(Data records for software interfaces)
Segment Open
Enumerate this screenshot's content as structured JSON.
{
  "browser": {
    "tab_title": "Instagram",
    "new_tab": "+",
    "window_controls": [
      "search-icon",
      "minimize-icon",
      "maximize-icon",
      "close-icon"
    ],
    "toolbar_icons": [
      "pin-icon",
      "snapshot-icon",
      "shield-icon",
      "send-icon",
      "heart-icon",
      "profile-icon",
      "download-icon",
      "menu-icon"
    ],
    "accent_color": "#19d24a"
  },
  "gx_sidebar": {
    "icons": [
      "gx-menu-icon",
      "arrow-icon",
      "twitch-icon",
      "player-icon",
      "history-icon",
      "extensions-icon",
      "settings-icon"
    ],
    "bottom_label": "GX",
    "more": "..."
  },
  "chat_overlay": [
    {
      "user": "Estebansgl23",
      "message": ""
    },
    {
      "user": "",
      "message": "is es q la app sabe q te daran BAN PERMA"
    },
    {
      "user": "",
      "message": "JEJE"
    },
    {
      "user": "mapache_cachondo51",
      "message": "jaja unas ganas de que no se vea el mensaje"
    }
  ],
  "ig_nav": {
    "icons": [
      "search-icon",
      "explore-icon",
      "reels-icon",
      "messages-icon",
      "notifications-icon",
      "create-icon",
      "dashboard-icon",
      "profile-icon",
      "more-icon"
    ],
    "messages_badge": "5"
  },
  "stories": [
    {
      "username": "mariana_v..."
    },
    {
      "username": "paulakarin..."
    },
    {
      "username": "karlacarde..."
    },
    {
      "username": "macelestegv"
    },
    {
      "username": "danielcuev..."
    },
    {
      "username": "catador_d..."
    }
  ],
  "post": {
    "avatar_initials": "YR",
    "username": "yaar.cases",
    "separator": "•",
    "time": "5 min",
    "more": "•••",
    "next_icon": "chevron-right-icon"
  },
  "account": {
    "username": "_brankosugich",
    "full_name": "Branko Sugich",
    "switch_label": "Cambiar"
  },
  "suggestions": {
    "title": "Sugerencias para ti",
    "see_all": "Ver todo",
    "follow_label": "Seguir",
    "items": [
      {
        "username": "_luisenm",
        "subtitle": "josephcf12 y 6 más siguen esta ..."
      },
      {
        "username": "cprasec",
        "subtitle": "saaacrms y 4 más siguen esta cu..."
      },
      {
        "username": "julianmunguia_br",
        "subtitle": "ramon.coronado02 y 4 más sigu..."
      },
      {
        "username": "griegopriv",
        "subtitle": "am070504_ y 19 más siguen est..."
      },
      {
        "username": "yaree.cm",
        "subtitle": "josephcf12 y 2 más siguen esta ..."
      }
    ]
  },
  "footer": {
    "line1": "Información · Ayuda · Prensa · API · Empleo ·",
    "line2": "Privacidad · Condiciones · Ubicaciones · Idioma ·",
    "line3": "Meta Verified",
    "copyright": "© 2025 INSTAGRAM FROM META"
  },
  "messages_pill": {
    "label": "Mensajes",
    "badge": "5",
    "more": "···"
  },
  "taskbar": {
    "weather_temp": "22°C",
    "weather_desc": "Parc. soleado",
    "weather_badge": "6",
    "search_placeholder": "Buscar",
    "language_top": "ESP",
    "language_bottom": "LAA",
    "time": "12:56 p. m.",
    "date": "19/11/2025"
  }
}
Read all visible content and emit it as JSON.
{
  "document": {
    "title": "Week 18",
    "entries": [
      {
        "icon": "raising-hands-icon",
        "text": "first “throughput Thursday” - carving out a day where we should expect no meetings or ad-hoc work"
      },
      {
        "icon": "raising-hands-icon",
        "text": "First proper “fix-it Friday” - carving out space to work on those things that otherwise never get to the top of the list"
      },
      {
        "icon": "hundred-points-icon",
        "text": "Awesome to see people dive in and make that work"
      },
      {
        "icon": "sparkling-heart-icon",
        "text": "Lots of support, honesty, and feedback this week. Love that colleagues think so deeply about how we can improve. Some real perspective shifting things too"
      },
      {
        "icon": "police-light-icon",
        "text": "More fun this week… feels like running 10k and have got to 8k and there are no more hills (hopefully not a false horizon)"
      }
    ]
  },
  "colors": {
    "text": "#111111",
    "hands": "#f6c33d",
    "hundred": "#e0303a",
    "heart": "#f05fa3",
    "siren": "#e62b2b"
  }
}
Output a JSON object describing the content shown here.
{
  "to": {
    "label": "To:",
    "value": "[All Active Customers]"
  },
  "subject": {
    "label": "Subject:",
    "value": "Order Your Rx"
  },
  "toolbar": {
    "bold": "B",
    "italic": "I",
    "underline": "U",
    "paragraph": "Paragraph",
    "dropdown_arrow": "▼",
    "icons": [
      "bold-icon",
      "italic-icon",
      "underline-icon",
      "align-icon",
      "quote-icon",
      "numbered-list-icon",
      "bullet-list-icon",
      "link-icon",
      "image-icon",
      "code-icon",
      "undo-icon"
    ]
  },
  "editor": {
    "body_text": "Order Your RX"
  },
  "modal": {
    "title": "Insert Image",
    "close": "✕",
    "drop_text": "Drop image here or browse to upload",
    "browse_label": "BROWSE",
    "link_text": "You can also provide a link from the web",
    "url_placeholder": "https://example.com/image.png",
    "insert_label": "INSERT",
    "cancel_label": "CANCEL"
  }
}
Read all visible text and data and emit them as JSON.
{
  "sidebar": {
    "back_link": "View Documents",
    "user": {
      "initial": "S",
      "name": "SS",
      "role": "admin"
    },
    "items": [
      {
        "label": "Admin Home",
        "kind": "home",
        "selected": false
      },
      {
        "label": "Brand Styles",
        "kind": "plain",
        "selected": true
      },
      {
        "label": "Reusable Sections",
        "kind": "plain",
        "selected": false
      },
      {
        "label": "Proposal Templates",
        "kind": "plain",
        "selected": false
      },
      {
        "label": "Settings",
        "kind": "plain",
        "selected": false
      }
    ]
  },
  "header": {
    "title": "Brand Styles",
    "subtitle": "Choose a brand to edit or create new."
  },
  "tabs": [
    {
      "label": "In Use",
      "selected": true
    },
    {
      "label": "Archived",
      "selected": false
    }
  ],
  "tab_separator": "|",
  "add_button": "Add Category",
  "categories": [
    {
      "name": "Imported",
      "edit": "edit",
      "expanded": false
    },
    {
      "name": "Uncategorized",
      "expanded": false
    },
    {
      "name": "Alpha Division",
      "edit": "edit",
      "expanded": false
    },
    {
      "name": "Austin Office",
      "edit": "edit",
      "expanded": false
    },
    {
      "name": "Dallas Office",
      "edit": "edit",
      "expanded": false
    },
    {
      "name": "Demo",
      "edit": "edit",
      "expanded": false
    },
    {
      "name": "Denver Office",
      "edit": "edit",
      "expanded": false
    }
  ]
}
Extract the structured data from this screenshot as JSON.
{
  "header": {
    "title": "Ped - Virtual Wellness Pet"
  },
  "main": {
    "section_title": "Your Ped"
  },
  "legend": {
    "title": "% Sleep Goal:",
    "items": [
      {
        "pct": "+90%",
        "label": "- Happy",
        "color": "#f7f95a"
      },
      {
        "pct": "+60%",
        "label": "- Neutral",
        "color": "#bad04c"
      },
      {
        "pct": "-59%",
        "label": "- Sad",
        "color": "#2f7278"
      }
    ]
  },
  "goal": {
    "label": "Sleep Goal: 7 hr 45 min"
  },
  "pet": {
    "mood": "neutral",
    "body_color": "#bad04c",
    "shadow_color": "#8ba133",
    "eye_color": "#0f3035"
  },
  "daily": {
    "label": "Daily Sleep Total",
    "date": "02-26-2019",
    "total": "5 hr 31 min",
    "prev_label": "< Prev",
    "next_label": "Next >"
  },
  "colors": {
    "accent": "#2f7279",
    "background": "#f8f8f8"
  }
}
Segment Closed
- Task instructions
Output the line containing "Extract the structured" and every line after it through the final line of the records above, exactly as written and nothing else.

- Task answer
Extract the structured data from this screenshot as JSON.
{
  "header": {
    "title": "Ped - Virtual Wellness Pet"
  },
  "main": {
    "section_title": "Your Ped"
  },
  "legend": {
    "title": "% Sleep Goal:",
    "items": [
      {
        "pct": "+90%",
        "label": "- Happy",
        "color": "#f7f95a"
      },
      {
        "pct": "+60%",
        "label": "- Neutral",
        "color": "#bad04c"
      },
      {
        "pct": "-59%",
        "label": "- Sad",
        "color": "#2f7278"
      }
    ]
  },
  "goal": {
    "label": "Sleep Goal: 7 hr 45 min"
  },
  "pet": {
    "mood": "neutral",
    "body_color": "#bad04c",
    "shadow_color": "#8ba133",
    "eye_color": "#0f3035"
  },
  "daily": {
    "label": "Daily Sleep Total",
    "date": "02-26-2019",
    "total": "5 hr 31 min",
    "prev_label": "< Prev",
    "next_label": "Next >"
  },
  "colors": {
    "accent": "#2f7279",
    "background": "#f8f8f8"
  }
}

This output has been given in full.